→ EXERCISE OBJECTIVE
From the records below, take each line where the string "UKRAINE" shows up and copy it.

* * * * * * *

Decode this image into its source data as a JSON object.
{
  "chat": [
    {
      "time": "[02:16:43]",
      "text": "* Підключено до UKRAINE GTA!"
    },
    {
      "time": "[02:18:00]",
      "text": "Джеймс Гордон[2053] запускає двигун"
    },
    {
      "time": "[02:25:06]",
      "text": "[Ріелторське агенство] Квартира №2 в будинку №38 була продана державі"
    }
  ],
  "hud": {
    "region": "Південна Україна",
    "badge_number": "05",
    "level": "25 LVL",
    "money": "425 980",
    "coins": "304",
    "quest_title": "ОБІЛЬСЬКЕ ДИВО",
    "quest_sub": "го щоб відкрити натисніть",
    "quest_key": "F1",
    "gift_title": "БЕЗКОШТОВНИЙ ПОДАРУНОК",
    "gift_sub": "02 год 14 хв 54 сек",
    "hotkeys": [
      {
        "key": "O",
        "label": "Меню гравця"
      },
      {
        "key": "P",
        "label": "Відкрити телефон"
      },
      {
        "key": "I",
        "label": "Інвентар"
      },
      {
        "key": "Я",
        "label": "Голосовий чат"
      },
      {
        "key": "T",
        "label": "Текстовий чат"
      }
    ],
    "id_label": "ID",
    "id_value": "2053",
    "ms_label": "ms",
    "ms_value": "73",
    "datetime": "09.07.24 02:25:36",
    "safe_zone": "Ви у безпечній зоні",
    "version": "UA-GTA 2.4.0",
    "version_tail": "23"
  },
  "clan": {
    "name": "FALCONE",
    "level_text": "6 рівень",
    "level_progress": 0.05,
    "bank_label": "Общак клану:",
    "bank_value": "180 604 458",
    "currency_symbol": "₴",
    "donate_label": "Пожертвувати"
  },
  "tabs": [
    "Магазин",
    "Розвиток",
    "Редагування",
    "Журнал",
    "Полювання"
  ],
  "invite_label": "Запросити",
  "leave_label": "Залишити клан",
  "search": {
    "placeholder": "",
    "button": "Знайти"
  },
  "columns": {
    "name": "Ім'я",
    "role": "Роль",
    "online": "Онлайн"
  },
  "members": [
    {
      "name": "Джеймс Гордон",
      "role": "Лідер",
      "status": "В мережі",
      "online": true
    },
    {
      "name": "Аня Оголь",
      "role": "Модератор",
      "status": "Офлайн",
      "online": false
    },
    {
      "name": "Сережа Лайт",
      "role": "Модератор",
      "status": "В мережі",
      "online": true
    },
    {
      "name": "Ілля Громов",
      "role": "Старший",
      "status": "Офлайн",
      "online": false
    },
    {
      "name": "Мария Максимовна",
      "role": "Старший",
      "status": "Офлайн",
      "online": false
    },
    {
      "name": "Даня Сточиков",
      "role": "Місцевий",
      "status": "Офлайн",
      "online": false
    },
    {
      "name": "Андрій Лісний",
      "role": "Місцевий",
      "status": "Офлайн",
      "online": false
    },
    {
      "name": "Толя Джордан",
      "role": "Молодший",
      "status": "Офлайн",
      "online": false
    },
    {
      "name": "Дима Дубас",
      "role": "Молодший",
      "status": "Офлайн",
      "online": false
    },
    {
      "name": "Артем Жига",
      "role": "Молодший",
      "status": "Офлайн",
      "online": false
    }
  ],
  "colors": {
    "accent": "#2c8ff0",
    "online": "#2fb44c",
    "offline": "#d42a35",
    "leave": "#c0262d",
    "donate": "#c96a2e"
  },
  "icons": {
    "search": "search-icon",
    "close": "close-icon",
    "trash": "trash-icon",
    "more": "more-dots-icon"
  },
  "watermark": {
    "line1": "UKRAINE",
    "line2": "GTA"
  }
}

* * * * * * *

→ SOLUTION TO THE EXERCISE
      "text": "* Підключено до UKRAINE GTA!"
    "line1": "UKRAINE",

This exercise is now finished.